Bachelor of Arts
Squatting, Homestead, Urban squatting, City, Housing, Crisis
From introduction: Urban squatting is the unauthorized occupation of empty buildings. Squatting is usually thought to be a Third World phenomenon associated with urbanization, poverty, and rural-urban migration. However, there is a history of squatting in the US and Europe as well. Squatting has been reported in New York, San Francisco, Newark, Boston, Philadelphia, Detroit, and Los Angeles. Since World War II and particularly in the last thirty years, urban squatting has received much attention in Europe. The major European centers for squatting have been London, Amsterdam, and Berlin.' In Britain, the squatting of buildings scheduled for renovation or demolition became an organized and public movement. In the United States, squatting is a criminal offense and has not been widely publicized. Squatting has a dual purpose. It can provide immediate shelter while being a political tactic to draw attention to neighborhood neglect, the lack of available and affordable. low-cost housing, the dwindling stock of housing, and homelessness. This direct-action technique serves to empower its participants who are usually people disempowered through their participation in the housing system. Squatting has a long history in the United States. It was a common form of tenure during the pioneer and settler days of this country. The homesteading acts of the nineteenth century institutionalized it. Since then we have had different terms for the same actions. Whereas homesteading is a legal and institutionalized means of taking over and rehabilitating an abandoned building, squatting is not. Squatting is most common during periods of economic recession or depression. During the Great Depression, many squats or shantytowns appeared in towns all over the country. These "Hoovervilles" protested the lack of government response to the financial crisis. Additionally, they were organized and focused on mutual aid.

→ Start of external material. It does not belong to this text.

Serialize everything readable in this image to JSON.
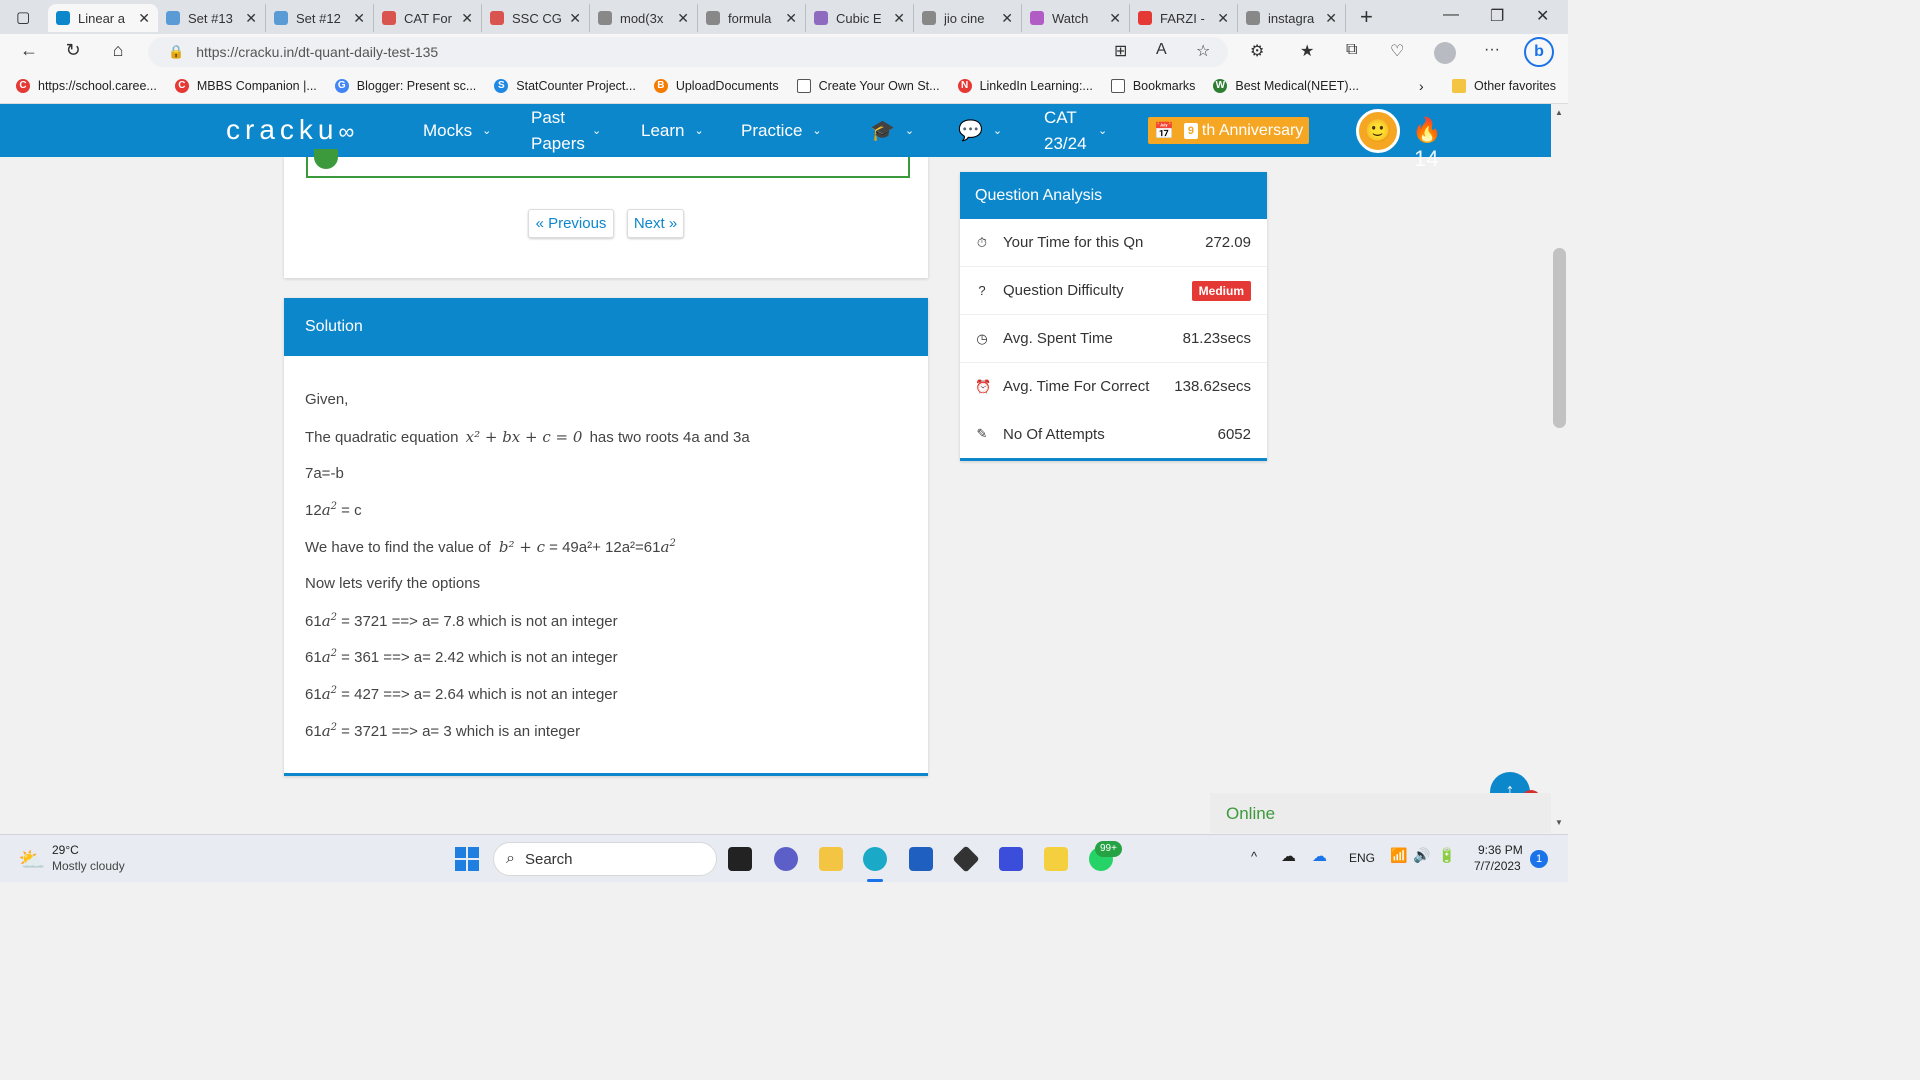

Ashkinadze, Rimma, "Urban Squatting: An Adaptive Response to the Housing Crisis" (1996). Honors Papers. 519.